TROGBN is a character piece about Butt Naked, but it is also a film about redemption, forgiveness and the complex socio-political negotiations that crystallize (and fragment) at the site of the victim-perpetrator interaction. General Butt Naked was Liberia’s most feared civil war “general” – a man who ran through the streets naked while hacking and shooting his victims with horrific efficiency and brutality. With his squad of “naked warriors” the General admits that at least 20,000 civilian lives were lost because of their terrorizing actions. Near the end of the civil war (1989-2003) the general laid down his arms and disappeared into a ten year exile in neighbouring countries. The documentary follows the former war criminal as he returns to Liberia under the changed name and persona of the pastor Joshua Milton Blahyi .
Naked/Blahyi performs sermons, regroups with his former soldiers to pull them off the streets and into the church, and seeks out living victims to apologize and ply them for forgiveness. Following him throughout the film one realizes the insatiable charisma of this self-serving character almost instantly. As we learn of his earlier crimes one also has the unrelenting desire to see this evil person locked up behind bars for the rest of his life. There is an incredulous sense that accompanies the early part of the film as the audience attempts to grapple with the fact that this man is walking free, knowing what he has done to so many innocent victims.

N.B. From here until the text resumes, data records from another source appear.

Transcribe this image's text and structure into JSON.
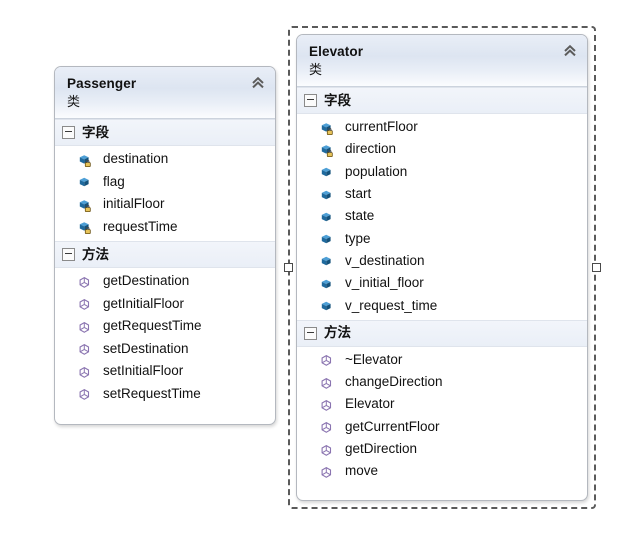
{
  "diagram": {
    "background_color": "#ffffff",
    "accent_color": "#dde5f1",
    "field_icon_color": "#1f6a9e",
    "method_icon_color": "#8a74b0"
  },
  "classes": [
    {
      "name": "Passenger",
      "kind_label": "类",
      "selected": false,
      "collapse_icon": "chevron-double-up-icon",
      "compartments": [
        {
          "title": "字段",
          "expander_state": "expanded",
          "members": [
            {
              "name": "destination",
              "icon": "field-icon",
              "visibility": "private"
            },
            {
              "name": "flag",
              "icon": "field-icon",
              "visibility": "public"
            },
            {
              "name": "initialFloor",
              "icon": "field-icon",
              "visibility": "private"
            },
            {
              "name": "requestTime",
              "icon": "field-icon",
              "visibility": "private"
            }
          ]
        },
        {
          "title": "方法",
          "expander_state": "expanded",
          "members": [
            {
              "name": "getDestination",
              "icon": "method-icon",
              "visibility": "public"
            },
            {
              "name": "getInitialFloor",
              "icon": "method-icon",
              "visibility": "public"
            },
            {
              "name": "getRequestTime",
              "icon": "method-icon",
              "visibility": "public"
            },
            {
              "name": "setDestination",
              "icon": "method-icon",
              "visibility": "public"
            },
            {
              "name": "setInitialFloor",
              "icon": "method-icon",
              "visibility": "public"
            },
            {
              "name": "setRequestTime",
              "icon": "method-icon",
              "visibility": "public"
            }
          ]
        }
      ]
    },
    {
      "name": "Elevator",
      "kind_label": "类",
      "selected": true,
      "collapse_icon": "chevron-double-up-icon",
      "compartments": [
        {
          "title": "字段",
          "expander_state": "expanded",
          "members": [
            {
              "name": "currentFloor",
              "icon": "field-icon",
              "visibility": "private"
            },
            {
              "name": "direction",
              "icon": "field-icon",
              "visibility": "private"
            },
            {
              "name": "population",
              "icon": "field-icon",
              "visibility": "public"
            },
            {
              "name": "start",
              "icon": "field-icon",
              "visibility": "public"
            },
            {
              "name": "state",
              "icon": "field-icon",
              "visibility": "public"
            },
            {
              "name": "type",
              "icon": "field-icon",
              "visibility": "public"
            },
            {
              "name": "v_destination",
              "icon": "field-icon",
              "visibility": "public"
            },
            {
              "name": "v_initial_floor",
              "icon": "field-icon",
              "visibility": "public"
            },
            {
              "name": "v_request_time",
              "icon": "field-icon",
              "visibility": "public"
            }
          ]
        },
        {
          "title": "方法",
          "expander_state": "expanded",
          "members": [
            {
              "name": "~Elevator",
              "icon": "method-icon",
              "visibility": "public"
            },
            {
              "name": "changeDirection",
              "icon": "method-icon",
              "visibility": "public"
            },
            {
              "name": "Elevator",
              "icon": "method-icon",
              "visibility": "public"
            },
            {
              "name": "getCurrentFloor",
              "icon": "method-icon",
              "visibility": "public"
            },
            {
              "name": "getDirection",
              "icon": "method-icon",
              "visibility": "public"
            },
            {
              "name": "move",
              "icon": "method-icon",
              "visibility": "public"
            }
          ]
        }
      ]
    }
  ]
}
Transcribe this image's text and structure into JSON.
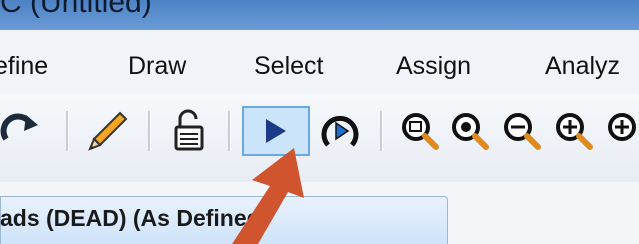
{
  "window": {
    "title": "C   (Untitled)"
  },
  "menu": {
    "items": [
      "efine",
      "Draw",
      "Select",
      "Assign",
      "Analyz"
    ]
  },
  "toolbar": {
    "buttons": [
      "redo-icon",
      "pencil-icon",
      "unlock-icon",
      "run-analysis-icon",
      "run-now-icon",
      "zoom-rubberband-icon",
      "zoom-in-icon",
      "zoom-out-icon",
      "zoom-extra-icon"
    ]
  },
  "tab": {
    "label": "ads (DEAD) (As Defined)"
  },
  "colors": {
    "accent_arrow": "#d0552f",
    "titlebar": "#5a8fd0",
    "selected_button": "#cce4fa"
  }
}
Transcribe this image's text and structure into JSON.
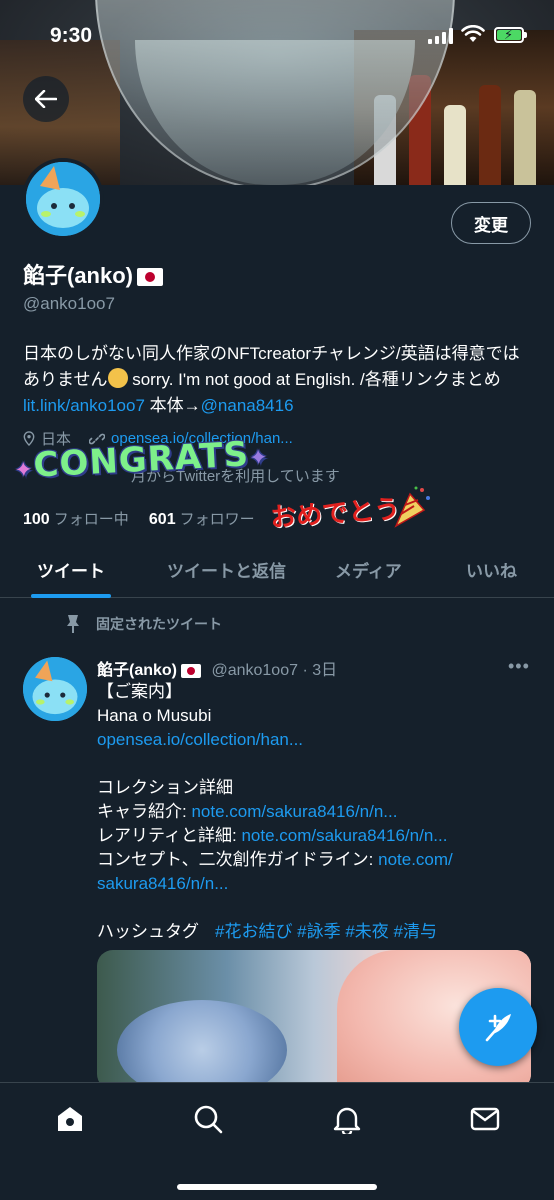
{
  "status_bar": {
    "time": "9:30"
  },
  "profile": {
    "edit_label": "変更",
    "display_name": "餡子(anko)",
    "handle": "@anko1oo7",
    "bio_text_1": "日本のしがない同人作家のNFTcreatorチャレンジ/英語は得意ではありません",
    "bio_text_2": " sorry. I'm not good at English. /各種リンクまとめ",
    "bio_link_1": "lit.link/anko1oo7",
    "bio_text_3": " 本体→",
    "bio_link_2": "@nana8416",
    "location": "日本",
    "website": "opensea.io/collection/han...",
    "joined": "月からTwitterを利用しています",
    "following_count": "100",
    "following_label": "フォロー中",
    "followers_count": "601",
    "followers_label": "フォロワー"
  },
  "stickers": {
    "congrats": "CONGRATS",
    "omedetou": "おめでとう"
  },
  "tabs": [
    {
      "label": "ツイート",
      "active": true
    },
    {
      "label": "ツイートと返信",
      "active": false
    },
    {
      "label": "メディア",
      "active": false
    },
    {
      "label": "いいね",
      "active": false
    }
  ],
  "pinned_label": "固定されたツイート",
  "tweet": {
    "name": "餡子(anko)",
    "handle_time": "@anko1oo7 · 3日",
    "line1": "【ご案内】",
    "line2": "Hana o Musubi",
    "line3_link": "opensea.io/collection/han...",
    "line4": "コレクション詳細",
    "line5_text": "キャラ紹介: ",
    "line5_link": "note.com/sakura8416/n/n...",
    "line6_text": "レアリティと詳細: ",
    "line6_link": "note.com/sakura8416/n/n...",
    "line7_text": "コンセプト、二次創作ガイドライン: ",
    "line7_link": "note.com/",
    "line8_link": "sakura8416/n/n...",
    "hashtag_label": "ハッシュタグ",
    "hashtags": "#花お結び #詠季 #未夜 #清与"
  },
  "colors": {
    "background": "#15202b",
    "accent": "#1d9bf0",
    "muted": "#8899a6",
    "border": "#38444d"
  }
}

This anger and frustration soon morphs into a different kind of discomfort, as one grapples with the fact that the filmmakers have chosen to focus on the perpetrator, not the victims in one of history’s most gruesome chapters of human pain and suffering. Indeed, it is likely that critics have focused on this aspect of the film and I at first harboured criticism that focused on the disempowerment of victims and the empowerment of the oppressor.
But TROGBN is too complex to dismiss it on these grounds. The film neither empathizes with the butcher general, nor makes invisible his many victims. Instead the documentary uses Butt Naked as a vessel or even a lens, from and through which we can access the complicated social, political and cultural skeins of forgiveness and reconciliation. The general’s redemption is only a skeleton that the filmmakers build the real story on top of – that of forgiveness.
It is difficult to understand why a mother whose daughter lost an eye from Butt Naked’s pistol and whose husband was killed from a bullet from that same gun would forgive such a man, even sixteen years later. She tells us “It is difficult to forgive, but I will never forget.” There are several elements at play in these arresting scenes of confrontation and negotiation as the general seeks out his survivors. One is the palpable desperation of a people ravaged by two decades of war, still scarred and with no infrastructure to facilitate the healing process. For them, the chance to have any kind of closure, must be a significant step toward healing. The other aspect is the role religion plays.
As a man of the cloth, Naked’s victims cannot refuse him and some definitely seem pressured by his religious status. It is fascinating and disturbing to see the role religion has in terms of sweeping in to fill a vacuum in a society in so much need of institutional support, infrastructure, and basic human rights and needs. Liberia remains an intensely scarred and poor country and Naked, along with Christianity, offer hope and inspiration on the way forward.
The film is exceptionally photographed with equally impressive editing and sound. It is a skilfully rendered work by a team well-aware of the murky moral waters they have waded into. It does not glorify Naked, but rather allows him the space to “hang himself” as it were. Yet, despite the disgust with his past and the distaste with his contemporary role as evangelist, the audience is left with the difficult question of whether Liberians would be better served by his incarceration, or by forgiving him and allowing him amnesty as the 2008 Truth and Reconciliation Commission indeed did.
This film is a layered, complicated work that will stick with audiences for a long time. The universal issues of justice and forgiveness are not made more simple by this work, but are revealed in their endless complexities and nuances.
The Redemption of General Butt Naked is currently screening at Hot Docs.